White women's good intentions are wrapped in privilege and have to be open to challenge.
In cinéma vérité style, a filmmaker steps into a battered woman's shoes to spotlight abuse.
Turning any form of violence against women into "art" risks making it seem socially acceptable or suggesting that it is a matter for debate. It isn't.
Afghanistan's President Hamid Karzai is deciding whether to veto a "backward" law that would restrict prosecutions for domestic and child abuse.
A lesbian rape survivor and community activist has told the Khayelitsha probe into policing how insensitive officers added to her ordeal.
To mark 16 Days of Activism, Human Rights Watch has released a documentary about the work of LGBTI activist and award-winning artist Zanele Muholi.
President Jacob Zuma has marked the launch of 16 days of no violence against women and children, saying the crimes have no place in society.
Situations can get worse for women who are battered by their intimate partners: research now shows they are at higher risk of contracting HIV.
Women who experience gender-based violence have a higher risk of contracting HIV: this should be considered in South Africa's prevention strategy.
Icasa is wrong in its interpretation of what makes us accept or reject something. The issue of dignity and abuse is not a science, but a morality.
In a country where most rape cases go unreported, a silent protest at five university campuses around South Africa found a new voice against the scourge.
Possessiveness and obsessive control over another person looks a lot like modern day slavery to Khaya Dlanga.
Nandipha, now 25, has shared with Demelza Bush the tragic story of her "corrective rape", resulting in a life filled with constant fear.
Grief over the rape and murder of Anene Booysen has given way to seething anger in Bredasdorp.

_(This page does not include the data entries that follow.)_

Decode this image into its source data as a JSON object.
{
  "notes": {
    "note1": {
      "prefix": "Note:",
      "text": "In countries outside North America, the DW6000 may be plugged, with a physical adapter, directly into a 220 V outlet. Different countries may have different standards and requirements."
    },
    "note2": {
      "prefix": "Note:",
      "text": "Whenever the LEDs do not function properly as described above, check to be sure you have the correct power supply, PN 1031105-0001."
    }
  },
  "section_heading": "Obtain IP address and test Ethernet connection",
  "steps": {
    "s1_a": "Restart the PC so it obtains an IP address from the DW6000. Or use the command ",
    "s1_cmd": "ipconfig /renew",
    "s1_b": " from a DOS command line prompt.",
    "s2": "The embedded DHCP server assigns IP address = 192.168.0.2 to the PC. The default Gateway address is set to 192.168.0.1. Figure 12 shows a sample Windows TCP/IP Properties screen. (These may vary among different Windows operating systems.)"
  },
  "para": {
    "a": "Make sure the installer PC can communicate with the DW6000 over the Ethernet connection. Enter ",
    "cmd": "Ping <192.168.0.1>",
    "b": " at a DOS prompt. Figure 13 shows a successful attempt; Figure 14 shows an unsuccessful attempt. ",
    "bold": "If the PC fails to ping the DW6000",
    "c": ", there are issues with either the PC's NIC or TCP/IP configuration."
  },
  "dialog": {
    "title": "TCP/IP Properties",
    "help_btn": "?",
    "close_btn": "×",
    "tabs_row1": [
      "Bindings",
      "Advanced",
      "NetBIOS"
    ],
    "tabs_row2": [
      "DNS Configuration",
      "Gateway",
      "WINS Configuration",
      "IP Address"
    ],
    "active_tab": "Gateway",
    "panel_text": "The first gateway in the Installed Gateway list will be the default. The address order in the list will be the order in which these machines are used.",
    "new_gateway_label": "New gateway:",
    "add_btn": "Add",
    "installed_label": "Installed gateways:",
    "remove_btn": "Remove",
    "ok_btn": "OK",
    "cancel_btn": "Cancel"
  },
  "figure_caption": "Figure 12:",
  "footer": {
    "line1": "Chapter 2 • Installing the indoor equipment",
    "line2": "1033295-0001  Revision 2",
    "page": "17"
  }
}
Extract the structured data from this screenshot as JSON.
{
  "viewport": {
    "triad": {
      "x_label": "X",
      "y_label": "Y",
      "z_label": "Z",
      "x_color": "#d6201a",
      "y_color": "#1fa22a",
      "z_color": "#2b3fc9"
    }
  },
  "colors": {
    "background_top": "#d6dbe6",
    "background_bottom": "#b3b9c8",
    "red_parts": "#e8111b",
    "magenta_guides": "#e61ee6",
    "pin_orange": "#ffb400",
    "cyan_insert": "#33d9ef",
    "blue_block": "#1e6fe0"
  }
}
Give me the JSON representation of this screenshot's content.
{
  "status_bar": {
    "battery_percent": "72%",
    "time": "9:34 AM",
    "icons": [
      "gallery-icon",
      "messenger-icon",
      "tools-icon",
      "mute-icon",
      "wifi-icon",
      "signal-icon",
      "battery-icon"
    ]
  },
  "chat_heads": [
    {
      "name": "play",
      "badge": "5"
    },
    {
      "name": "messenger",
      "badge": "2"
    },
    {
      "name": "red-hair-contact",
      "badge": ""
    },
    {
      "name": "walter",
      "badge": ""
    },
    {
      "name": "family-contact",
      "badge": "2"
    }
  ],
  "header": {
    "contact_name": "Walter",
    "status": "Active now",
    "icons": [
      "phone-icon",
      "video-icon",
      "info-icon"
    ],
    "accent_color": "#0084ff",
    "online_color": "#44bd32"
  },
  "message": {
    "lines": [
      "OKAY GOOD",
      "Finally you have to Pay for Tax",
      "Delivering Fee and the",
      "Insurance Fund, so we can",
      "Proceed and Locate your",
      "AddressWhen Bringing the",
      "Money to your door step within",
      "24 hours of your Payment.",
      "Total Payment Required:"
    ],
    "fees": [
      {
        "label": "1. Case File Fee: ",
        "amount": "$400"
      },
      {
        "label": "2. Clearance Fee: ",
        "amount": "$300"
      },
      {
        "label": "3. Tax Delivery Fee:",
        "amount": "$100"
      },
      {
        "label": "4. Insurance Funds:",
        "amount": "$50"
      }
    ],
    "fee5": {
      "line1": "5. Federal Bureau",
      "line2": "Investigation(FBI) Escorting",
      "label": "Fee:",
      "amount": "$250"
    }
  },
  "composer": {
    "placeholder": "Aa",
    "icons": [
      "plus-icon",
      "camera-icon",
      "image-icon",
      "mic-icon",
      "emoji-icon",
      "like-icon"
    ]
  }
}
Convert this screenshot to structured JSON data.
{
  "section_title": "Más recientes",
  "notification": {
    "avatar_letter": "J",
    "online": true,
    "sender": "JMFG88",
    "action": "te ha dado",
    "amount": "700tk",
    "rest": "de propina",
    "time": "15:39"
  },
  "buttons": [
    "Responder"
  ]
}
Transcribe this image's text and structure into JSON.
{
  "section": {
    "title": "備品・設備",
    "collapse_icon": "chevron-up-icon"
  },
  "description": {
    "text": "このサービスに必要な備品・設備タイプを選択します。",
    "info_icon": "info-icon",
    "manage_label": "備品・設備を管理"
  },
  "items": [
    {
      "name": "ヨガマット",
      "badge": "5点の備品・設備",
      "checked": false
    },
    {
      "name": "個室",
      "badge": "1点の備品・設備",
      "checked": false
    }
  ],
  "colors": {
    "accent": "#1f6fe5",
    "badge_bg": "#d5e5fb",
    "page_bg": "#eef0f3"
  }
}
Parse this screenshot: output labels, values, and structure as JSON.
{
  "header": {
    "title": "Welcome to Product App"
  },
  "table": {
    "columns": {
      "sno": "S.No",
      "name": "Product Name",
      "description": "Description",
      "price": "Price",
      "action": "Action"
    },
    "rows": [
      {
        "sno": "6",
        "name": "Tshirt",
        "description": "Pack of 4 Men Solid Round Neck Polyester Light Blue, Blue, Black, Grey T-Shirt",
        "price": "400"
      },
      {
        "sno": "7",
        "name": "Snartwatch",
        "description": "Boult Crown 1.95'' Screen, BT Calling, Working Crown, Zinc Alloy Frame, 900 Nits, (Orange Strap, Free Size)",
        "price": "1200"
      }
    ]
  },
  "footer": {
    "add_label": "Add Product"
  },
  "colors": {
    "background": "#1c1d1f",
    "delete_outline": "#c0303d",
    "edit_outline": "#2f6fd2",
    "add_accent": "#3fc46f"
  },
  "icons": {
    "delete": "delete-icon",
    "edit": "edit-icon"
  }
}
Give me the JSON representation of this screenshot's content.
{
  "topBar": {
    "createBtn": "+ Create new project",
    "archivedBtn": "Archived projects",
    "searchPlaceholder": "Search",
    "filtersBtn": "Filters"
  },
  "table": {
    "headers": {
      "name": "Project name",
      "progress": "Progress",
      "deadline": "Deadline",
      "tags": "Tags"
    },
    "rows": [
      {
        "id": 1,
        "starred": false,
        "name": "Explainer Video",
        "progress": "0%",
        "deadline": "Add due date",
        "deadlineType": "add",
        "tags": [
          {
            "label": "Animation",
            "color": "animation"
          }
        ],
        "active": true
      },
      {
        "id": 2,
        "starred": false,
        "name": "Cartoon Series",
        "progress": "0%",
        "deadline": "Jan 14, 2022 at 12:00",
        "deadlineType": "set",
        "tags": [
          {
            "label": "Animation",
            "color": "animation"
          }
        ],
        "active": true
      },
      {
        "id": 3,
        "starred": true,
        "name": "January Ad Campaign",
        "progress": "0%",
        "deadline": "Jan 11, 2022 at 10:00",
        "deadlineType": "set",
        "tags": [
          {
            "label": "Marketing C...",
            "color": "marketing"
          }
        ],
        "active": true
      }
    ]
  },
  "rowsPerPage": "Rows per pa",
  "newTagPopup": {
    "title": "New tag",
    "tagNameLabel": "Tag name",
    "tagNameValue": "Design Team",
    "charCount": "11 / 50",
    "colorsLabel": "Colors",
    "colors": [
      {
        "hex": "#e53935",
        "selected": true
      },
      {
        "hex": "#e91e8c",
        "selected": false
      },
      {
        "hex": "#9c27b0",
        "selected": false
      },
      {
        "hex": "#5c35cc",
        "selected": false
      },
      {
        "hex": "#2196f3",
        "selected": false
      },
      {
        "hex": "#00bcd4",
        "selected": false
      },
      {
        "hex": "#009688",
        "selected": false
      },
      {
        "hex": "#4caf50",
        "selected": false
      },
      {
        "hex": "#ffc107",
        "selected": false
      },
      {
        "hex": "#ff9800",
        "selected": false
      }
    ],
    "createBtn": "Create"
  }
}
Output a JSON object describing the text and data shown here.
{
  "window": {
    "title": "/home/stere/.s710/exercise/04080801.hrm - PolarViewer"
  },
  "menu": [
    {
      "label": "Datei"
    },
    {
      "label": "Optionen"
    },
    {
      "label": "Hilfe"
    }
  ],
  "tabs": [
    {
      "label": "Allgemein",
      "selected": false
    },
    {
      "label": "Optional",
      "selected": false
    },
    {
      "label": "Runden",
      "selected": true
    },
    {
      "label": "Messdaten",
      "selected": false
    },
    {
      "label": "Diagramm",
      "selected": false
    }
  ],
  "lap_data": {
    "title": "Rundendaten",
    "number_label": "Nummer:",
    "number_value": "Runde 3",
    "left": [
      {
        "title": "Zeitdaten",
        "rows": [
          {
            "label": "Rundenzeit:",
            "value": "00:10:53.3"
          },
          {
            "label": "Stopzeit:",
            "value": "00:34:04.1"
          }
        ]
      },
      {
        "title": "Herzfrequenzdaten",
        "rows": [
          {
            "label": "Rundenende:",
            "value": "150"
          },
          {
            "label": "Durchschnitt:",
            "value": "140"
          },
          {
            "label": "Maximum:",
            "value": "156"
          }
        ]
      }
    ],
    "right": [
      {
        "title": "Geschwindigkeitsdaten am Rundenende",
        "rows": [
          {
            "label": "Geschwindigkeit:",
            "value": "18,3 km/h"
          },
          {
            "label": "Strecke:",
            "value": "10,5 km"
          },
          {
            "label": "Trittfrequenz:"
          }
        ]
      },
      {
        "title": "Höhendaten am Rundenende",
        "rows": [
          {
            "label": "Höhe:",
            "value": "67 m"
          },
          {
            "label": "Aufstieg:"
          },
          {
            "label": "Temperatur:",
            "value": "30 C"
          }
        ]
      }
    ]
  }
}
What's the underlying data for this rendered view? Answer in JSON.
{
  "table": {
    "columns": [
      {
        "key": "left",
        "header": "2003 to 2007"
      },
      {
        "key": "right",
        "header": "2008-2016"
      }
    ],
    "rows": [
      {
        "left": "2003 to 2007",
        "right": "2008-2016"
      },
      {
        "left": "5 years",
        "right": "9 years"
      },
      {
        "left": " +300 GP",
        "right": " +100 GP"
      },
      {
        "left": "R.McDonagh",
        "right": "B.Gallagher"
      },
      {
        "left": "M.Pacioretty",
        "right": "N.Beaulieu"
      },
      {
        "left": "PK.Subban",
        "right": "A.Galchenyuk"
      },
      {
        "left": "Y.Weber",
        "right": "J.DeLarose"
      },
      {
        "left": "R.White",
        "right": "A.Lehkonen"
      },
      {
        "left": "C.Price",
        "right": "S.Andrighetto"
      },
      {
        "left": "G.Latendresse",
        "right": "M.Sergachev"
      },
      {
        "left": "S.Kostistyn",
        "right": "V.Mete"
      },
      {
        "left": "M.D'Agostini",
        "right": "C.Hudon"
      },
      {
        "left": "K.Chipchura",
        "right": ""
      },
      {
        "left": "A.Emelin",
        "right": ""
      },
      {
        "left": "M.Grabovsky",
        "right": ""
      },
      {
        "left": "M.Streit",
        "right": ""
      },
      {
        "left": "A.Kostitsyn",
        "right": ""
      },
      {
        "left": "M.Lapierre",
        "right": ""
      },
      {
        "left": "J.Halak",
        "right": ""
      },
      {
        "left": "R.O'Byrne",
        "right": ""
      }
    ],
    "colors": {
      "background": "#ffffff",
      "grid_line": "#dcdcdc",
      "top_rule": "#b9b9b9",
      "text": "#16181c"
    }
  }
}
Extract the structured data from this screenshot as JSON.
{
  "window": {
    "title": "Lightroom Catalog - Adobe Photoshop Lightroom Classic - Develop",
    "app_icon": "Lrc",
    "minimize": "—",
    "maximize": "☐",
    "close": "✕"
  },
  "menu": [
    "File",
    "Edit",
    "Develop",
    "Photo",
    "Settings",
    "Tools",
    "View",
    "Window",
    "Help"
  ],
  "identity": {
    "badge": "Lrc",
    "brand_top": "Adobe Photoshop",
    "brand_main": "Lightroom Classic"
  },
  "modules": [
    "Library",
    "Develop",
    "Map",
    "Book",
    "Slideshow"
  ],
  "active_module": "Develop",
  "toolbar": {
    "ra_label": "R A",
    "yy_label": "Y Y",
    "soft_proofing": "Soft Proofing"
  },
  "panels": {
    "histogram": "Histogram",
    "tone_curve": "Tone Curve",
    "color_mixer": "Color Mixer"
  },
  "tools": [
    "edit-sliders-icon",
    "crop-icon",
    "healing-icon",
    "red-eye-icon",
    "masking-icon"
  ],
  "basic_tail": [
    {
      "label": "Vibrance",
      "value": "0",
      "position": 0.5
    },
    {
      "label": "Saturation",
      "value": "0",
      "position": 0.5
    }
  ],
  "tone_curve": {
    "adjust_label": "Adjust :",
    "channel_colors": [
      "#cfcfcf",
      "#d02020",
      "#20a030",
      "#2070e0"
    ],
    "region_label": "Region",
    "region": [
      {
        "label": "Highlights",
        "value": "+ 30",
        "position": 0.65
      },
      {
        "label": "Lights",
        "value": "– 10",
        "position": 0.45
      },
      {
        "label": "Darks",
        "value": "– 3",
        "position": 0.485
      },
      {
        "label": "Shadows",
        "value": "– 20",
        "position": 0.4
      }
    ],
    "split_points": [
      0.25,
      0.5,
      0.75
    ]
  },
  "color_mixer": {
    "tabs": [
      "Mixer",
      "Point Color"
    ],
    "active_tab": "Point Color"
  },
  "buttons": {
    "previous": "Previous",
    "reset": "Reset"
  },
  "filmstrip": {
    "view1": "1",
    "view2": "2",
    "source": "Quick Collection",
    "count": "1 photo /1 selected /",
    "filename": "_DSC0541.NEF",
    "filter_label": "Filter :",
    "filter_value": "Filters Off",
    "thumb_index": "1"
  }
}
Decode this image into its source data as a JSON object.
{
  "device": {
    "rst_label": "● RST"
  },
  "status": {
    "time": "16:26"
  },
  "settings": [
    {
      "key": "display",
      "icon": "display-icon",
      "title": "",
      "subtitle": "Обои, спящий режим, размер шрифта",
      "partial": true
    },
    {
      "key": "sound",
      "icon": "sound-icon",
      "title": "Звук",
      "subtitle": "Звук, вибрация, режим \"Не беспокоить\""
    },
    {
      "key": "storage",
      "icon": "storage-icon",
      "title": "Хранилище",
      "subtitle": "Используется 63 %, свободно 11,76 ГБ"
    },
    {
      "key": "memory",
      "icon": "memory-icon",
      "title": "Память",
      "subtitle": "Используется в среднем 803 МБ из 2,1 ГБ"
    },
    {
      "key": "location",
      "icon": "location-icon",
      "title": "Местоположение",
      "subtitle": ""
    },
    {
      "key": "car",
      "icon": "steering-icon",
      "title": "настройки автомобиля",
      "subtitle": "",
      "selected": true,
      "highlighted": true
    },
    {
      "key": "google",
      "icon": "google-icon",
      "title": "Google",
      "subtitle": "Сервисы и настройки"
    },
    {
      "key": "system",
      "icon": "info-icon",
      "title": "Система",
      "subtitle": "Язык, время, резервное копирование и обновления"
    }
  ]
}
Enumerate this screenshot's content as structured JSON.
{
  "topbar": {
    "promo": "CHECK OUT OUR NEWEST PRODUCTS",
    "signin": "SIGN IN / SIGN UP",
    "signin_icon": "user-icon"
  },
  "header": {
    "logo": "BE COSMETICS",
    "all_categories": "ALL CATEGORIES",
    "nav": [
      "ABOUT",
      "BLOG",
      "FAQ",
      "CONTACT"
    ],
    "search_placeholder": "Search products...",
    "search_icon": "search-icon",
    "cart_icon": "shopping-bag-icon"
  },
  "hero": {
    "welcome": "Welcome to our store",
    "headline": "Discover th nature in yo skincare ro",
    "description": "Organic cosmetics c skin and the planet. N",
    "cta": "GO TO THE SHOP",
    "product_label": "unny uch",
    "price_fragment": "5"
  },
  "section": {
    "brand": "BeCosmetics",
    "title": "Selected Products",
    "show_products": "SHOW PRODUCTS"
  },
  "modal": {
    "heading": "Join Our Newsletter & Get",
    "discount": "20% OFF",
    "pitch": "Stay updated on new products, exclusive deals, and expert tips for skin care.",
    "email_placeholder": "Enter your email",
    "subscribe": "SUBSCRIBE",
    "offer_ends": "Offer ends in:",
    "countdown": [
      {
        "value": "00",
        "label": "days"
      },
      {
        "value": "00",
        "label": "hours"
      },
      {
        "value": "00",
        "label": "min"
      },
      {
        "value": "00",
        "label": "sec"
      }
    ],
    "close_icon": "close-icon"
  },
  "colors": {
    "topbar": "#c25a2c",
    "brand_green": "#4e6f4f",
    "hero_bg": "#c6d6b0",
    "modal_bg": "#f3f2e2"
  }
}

Cabinet ministers have come under fire from opposition MPs for missing a crucial debate in Parliament on gender-based violence.
The truth about South Africa's peaceful transition and the everyday of democracy is as messy as the contested version of events on February 14.
The solution lays in addressing 'how we raise our boys' and "how we equip parents to be parents". But there's a long way to go.
We should refuse to be discouraged by the ugliness, the mean-spiritedness and the hopelessness that seems to surround us, writes Khaya Dlanga.
If the media can shift the way in which it reports on gender-based violence, thousands of deaths might not be so utterly futile, writes William Bird.